 Drake I, Sonestedt E, Gullberg B, et al. Dietary intakes of carbohydrates in relation to prostate cancer risk: a prospective study in the Malmö diet and cancer cohort. Am J Clin Nutr. 2012;96:1409–1418.
 Kim H, Lee K, Rebholz CM, Kim J. Plant-based diets and incident metabolic syndrome: Results from a South Korean prospective cohort study. PLoS Med. 2020 Nov 18;17(11):e1003371. doi: 10.1371/journal.pmed.1003371. PMID: 33206633; PMCID: PMC7673569.
 Westerterp-Plantenga MS, Lemmens SG, Westerterp KR. Dietary protein – its role in satiety, energetics, weight loss and health. Br J Nutr. 2012 Aug;108 Suppl 2:S105-12. doi: 10.1017/S0007114512002589. PMID: 23107521.
 Ruth MR, Port AM, Shah M, Bourland AC, Istfan NW, Nelson KP, Gokce N, Apovian CM. Consuming a hypocaloric high fat low carbohydrate diet for 12 weeks lowers C-reactive protein, and raises serum adiponectin and high density lipoprotein-cholesterol in obese subjects. Metabolism. 2013 Dec;62(12):1779-87. doi: 10.1016/j.metabol.2013.07.006. Epub 2013 Sep 26. Erratum in: Metabolism. 2014 Mar;63(3):e1. PMID: 24075505; PMCID: PMC3845365.

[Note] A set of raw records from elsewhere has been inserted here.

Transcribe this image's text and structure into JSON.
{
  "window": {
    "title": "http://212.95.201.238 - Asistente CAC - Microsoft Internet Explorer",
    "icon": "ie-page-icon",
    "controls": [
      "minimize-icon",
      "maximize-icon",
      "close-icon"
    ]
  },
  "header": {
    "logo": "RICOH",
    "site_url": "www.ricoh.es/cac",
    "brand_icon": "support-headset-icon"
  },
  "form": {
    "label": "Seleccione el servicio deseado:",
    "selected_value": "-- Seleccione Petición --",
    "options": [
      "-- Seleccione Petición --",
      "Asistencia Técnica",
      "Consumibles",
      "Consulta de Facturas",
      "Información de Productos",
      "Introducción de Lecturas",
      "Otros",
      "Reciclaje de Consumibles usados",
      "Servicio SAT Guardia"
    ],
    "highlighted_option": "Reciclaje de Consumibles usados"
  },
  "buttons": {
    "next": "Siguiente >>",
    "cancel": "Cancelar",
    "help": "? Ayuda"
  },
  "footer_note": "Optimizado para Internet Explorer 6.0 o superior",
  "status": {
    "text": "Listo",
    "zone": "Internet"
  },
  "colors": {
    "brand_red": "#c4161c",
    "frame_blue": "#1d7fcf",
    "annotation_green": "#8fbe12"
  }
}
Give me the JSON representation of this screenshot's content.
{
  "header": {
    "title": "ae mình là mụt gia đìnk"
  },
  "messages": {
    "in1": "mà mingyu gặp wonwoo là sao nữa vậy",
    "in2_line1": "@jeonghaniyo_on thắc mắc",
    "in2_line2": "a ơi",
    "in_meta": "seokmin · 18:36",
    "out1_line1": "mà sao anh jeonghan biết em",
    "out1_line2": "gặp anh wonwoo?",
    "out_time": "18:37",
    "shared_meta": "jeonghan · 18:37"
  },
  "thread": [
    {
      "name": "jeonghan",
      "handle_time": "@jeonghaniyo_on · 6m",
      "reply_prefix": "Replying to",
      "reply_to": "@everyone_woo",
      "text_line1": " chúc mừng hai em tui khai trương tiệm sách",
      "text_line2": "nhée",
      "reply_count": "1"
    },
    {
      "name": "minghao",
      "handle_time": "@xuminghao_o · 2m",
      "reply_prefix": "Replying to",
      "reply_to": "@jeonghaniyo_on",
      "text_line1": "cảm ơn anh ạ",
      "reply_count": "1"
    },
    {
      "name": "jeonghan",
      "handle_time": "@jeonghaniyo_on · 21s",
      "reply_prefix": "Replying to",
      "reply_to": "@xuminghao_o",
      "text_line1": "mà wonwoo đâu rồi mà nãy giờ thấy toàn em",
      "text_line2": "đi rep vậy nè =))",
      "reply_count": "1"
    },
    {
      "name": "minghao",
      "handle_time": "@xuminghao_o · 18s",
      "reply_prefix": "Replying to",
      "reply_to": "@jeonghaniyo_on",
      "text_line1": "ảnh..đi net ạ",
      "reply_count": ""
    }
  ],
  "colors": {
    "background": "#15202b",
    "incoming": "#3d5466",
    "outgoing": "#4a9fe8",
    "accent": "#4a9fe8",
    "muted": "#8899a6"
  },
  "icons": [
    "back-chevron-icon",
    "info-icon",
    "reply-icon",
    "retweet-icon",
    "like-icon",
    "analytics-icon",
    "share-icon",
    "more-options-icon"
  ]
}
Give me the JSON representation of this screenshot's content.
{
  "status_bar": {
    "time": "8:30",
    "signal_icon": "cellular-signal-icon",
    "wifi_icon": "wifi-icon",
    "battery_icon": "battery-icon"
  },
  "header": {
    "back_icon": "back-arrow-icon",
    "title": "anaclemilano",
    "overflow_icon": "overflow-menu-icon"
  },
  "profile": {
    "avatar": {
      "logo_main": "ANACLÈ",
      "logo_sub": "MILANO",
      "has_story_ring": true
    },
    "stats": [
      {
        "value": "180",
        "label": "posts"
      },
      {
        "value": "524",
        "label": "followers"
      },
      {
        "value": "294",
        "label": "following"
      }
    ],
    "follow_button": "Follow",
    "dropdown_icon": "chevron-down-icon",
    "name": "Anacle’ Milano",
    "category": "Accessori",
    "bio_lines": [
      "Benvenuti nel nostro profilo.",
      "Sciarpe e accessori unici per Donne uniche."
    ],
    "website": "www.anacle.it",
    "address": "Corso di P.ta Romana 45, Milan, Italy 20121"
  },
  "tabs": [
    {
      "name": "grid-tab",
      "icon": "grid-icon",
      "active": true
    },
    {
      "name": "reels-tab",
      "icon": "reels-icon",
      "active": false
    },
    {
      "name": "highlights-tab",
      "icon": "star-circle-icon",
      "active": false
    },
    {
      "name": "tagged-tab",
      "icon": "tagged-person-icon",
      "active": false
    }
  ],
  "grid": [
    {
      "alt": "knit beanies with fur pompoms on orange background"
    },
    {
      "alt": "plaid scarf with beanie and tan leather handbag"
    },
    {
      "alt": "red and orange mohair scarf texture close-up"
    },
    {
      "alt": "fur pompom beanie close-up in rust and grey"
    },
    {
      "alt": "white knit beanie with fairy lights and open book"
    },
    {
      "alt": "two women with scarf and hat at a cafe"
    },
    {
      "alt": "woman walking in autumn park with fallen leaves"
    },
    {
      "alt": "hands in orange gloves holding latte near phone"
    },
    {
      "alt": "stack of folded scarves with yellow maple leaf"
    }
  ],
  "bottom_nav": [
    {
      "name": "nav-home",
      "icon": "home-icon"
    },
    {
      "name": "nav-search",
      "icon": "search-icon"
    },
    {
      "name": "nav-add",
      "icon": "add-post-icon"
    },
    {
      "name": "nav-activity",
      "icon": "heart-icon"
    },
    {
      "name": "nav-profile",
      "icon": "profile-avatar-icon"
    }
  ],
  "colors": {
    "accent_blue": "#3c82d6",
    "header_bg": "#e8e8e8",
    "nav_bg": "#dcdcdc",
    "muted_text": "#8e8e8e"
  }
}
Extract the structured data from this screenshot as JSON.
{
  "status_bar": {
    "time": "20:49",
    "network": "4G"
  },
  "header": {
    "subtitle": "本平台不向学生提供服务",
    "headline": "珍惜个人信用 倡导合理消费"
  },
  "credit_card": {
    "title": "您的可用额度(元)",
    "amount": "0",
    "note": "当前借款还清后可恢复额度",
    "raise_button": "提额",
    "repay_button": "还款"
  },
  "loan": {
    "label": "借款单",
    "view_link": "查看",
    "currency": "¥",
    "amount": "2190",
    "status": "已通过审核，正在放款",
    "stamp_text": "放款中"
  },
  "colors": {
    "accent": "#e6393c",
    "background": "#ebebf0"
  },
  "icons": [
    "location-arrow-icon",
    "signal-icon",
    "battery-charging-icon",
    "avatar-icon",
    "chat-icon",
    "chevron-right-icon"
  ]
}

 Yamada Y, Uchida J, Izumi H, Tsukamoto Y, Inoue G, Watanabe Y, Irie J, Yamada S. A non-calorie-restricted low-carbohydrate diet is effective as an alternative therapy for patients with type 2 diabetes. Intern Med. 2014;53(1):13-9. doi: 10.2169/internalmedicine.53.0861. PMID: 24390522.
 Gardner CD, Trepanowski JF, Del Gobbo LC, Hauser ME, Rigdon J, Ioannidis JPA, Desai M, King AC. Effect of Low-Fat vs Low-Carbohydrate Diet on 12-Month Weight Loss in Overweight Adults and the Association With Genotype Pattern or Insulin Secretion: The DIETFITS Randomized Clinical Trial. JAMA. 2018 Feb 20;319(7):667-679. doi: 10.1001/jama.2018.0245. Erratum in: JAMA. 2018 Apr 3;319(13):1386. Erratum in: JAMA. 2018 Apr 24;319(16):1728. PMID: 29466592; PMCID: PMC5839290.